What is Bipap and Cpap difference?
What is BiPap?
Some medical problems can make it hard for you to breathe.
In these cases, you might benefit from bilevel positive airway pressure. It is commonly known as “BiPap” or “BPap.” It is a type of ventilator—a device that helps with breathing. buy now
What is CPAP?
CPAP, the abbreviation for continuous positive airway pressure therapy, is a treatment method for patients who have sleep apnea. CPAP machines use mild air pressure to keep the airways open, and are typically used by patients who have breathing problems during sleep. More specifically, what CPAP therapy helps accomplish is making sure that your airway doesn’t collapse when you breathe while asleep. buy now
CPAP vs BiPAP
CPAP and BiPAP machines are both forms of positive airway pressure therapy, which uses compressed air to open and support the airway during sleep. A portable machine generates the pressurized air and directs it to the user’s airway via a hose and mask system.
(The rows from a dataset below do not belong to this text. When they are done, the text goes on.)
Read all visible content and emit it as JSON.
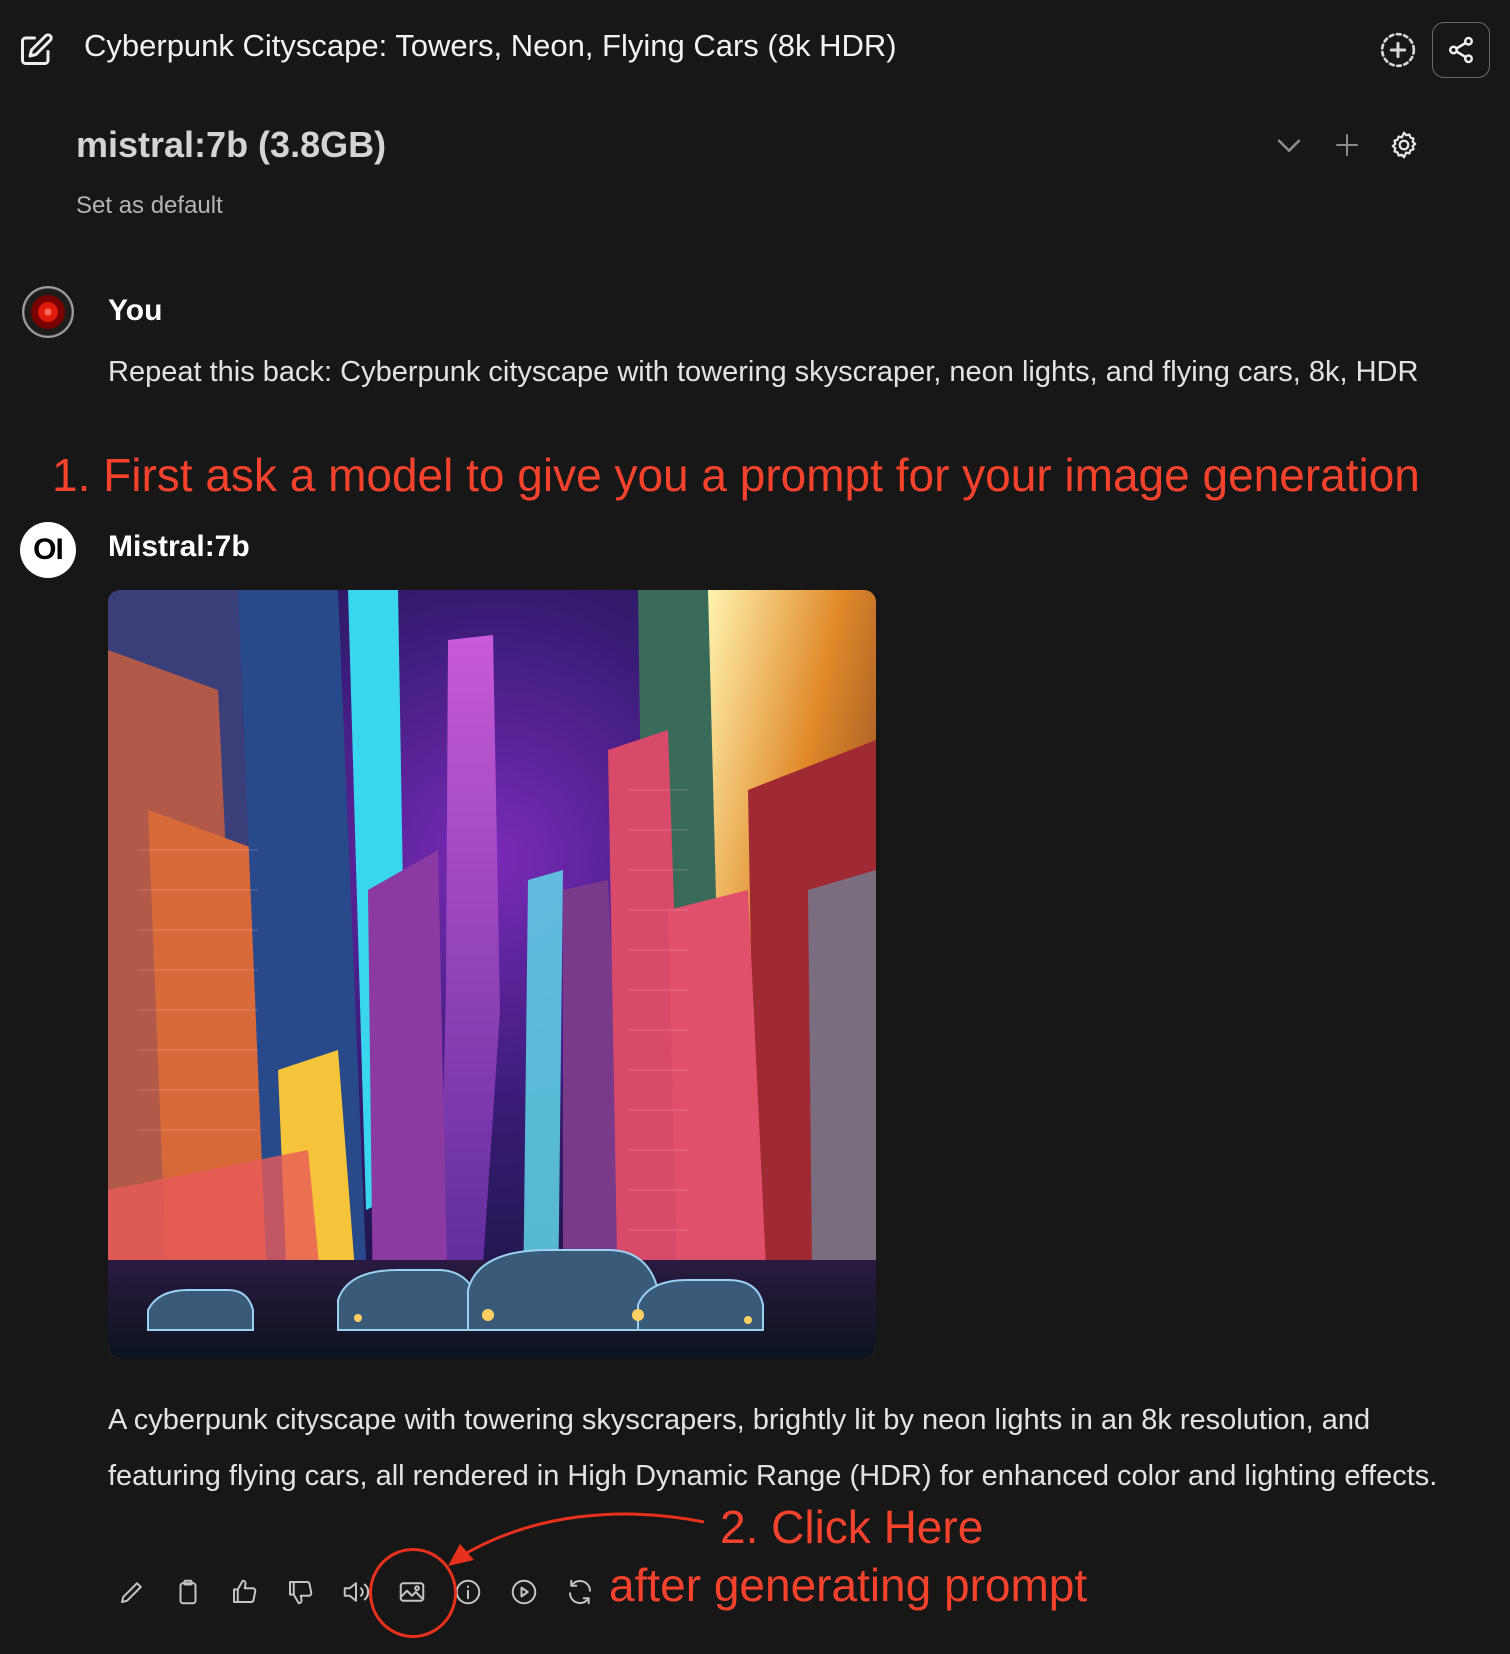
{
  "header": {
    "title": "Cyberpunk Cityscape: Towers, Neon, Flying Cars (8k HDR)",
    "icons": [
      "edit-icon",
      "new-chat-icon",
      "share-icon"
    ]
  },
  "model_selector": {
    "model": "mistral:7b (3.8GB)",
    "set_default": "Set as default",
    "icons": [
      "chevron-down-icon",
      "plus-icon",
      "gear-icon"
    ]
  },
  "messages": [
    {
      "author": "You",
      "text": "Repeat this back: Cyberpunk cityscape with towering skyscraper, neon lights, and flying cars, 8k, HDR"
    },
    {
      "author": "Mistral:7b",
      "avatar_text": "OI",
      "text": "A cyberpunk cityscape with towering skyscrapers, brightly lit by neon lights in an 8k resolution, and featuring flying cars, all rendered in High Dynamic Range (HDR) for enhanced color and lighting effects."
    }
  ],
  "toolbar": {
    "icons": [
      "pencil-icon",
      "clipboard-icon",
      "thumbs-up-icon",
      "thumbs-down-icon",
      "speaker-icon",
      "image-icon",
      "info-icon",
      "play-icon",
      "regenerate-icon"
    ]
  },
  "annotations": {
    "step1": "1. First ask a model to give you a prompt for your image generation",
    "step2_line1": "2. Click Here",
    "step2_line2": "after generating prompt",
    "accent_color": "#f4422c"
  }
}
Both systems use the same masks, hoses, and other accessories.
|Typical Pressure Range
|4 to 20 cm H2O
|4 to 25 cm H2O
|Obstructive sleep apnea (OSA), preterm infants
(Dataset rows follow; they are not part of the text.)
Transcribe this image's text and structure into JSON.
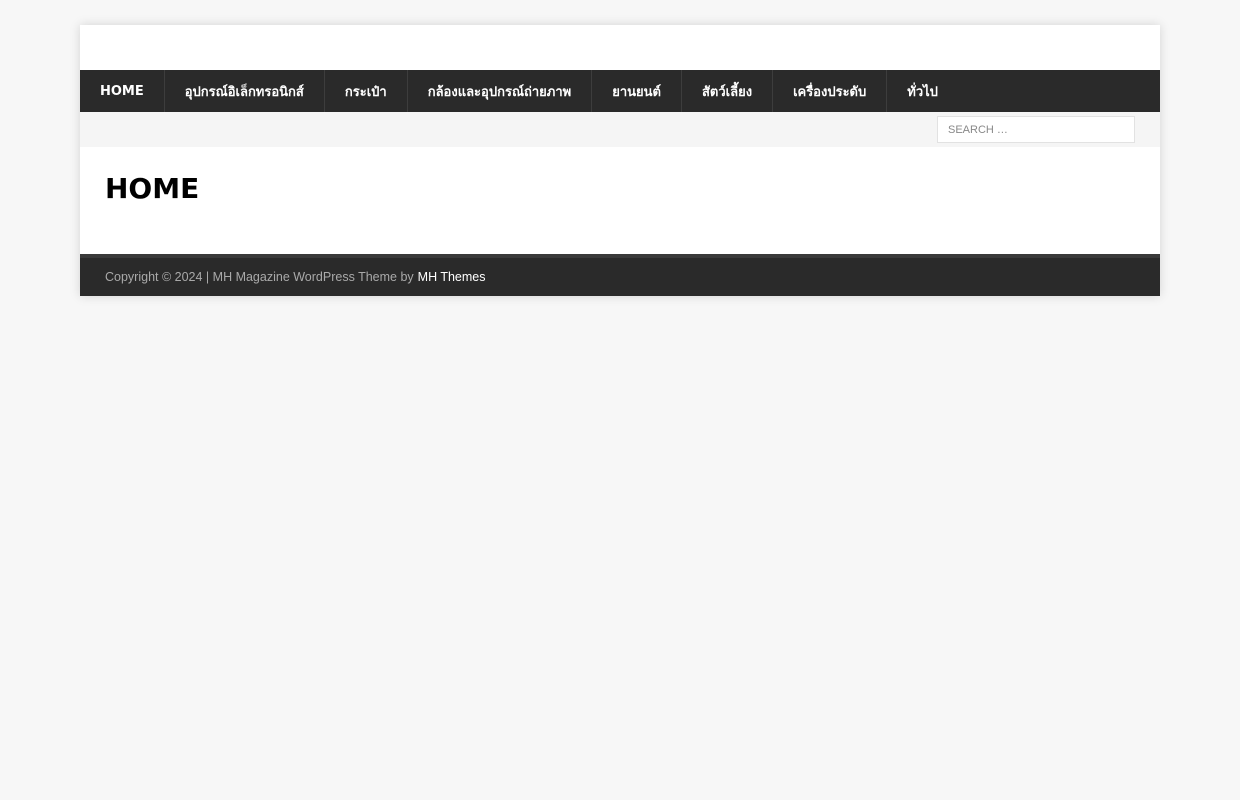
{
  "nav": {
    "items": [
      {
        "label": "HOME"
      },
      {
        "label": "อุปกรณ์อิเล็กทรอนิกส์"
      },
      {
        "label": "กระเป๋า"
      },
      {
        "label": "กล้องและอุปกรณ์ถ่ายภาพ"
      },
      {
        "label": "ยานยนต์"
      },
      {
        "label": "สัตว์เลี้ยง"
      },
      {
        "label": "เครื่องประดับ"
      },
      {
        "label": "ทั่วไป"
      }
    ]
  },
  "search": {
    "placeholder": "SEARCH …"
  },
  "page": {
    "title": "HOME"
  },
  "footer": {
    "copyright": "Copyright © 2024 | MH Magazine WordPress Theme by",
    "link": "MH Themes"
  },
  "colors": {
    "page_background": "#f7f7f7",
    "nav_background": "#2a2a2a",
    "footer_background": "#2a2a2a",
    "subbar_background": "#f5f5f5"
  }
}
|OSA patients who respond poorly to CPAP, central sleep apnea (CSA), COPD, congestive heart failure, Parkinson’s disease, ALS
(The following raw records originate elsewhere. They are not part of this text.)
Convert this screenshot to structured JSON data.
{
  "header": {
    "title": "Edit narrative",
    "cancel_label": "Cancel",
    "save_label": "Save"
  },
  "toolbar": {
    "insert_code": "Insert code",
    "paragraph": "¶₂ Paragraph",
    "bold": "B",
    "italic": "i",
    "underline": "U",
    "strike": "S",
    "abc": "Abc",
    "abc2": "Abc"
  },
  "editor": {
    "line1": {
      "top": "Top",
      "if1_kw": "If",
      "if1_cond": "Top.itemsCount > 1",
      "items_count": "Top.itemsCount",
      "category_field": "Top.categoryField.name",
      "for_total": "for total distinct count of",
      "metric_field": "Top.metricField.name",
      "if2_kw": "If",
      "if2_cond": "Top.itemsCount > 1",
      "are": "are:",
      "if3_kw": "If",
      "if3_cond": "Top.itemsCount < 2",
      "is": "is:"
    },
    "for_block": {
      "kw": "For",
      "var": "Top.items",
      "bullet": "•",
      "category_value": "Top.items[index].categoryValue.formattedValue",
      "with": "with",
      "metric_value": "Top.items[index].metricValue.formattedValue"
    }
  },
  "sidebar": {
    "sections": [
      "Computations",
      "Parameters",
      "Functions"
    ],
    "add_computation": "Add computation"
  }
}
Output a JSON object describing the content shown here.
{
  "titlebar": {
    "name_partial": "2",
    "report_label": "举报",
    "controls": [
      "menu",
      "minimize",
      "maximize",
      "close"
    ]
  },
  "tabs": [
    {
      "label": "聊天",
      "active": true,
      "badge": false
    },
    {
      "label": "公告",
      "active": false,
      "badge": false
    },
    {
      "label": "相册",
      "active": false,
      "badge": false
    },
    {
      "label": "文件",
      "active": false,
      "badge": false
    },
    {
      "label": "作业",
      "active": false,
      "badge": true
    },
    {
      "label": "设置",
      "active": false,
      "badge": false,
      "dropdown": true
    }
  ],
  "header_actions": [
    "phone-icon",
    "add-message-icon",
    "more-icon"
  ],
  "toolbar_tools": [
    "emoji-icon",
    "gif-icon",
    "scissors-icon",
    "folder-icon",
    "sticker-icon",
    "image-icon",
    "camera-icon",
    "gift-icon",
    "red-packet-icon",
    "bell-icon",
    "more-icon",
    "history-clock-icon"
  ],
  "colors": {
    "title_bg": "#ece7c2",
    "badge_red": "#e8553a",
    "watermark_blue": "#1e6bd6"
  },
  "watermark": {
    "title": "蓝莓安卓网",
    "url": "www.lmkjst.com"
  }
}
|May be covered
|May be covered if CPAP therapy fails or is contraindicated
Continuous airway pressure machines direct pressurized air — usually set between 4 and 20 cm H2O — into a user’s airway while they sleep.
Bi-level positive airway pressure machines have two air pressure settings: one for the inhalation phase (IPAP), and one for exhalation (EPAP). The EPAP is usually significantly lighter than the IPAP, allowing users to breathe more naturally and not feel as though they are fighting against the machine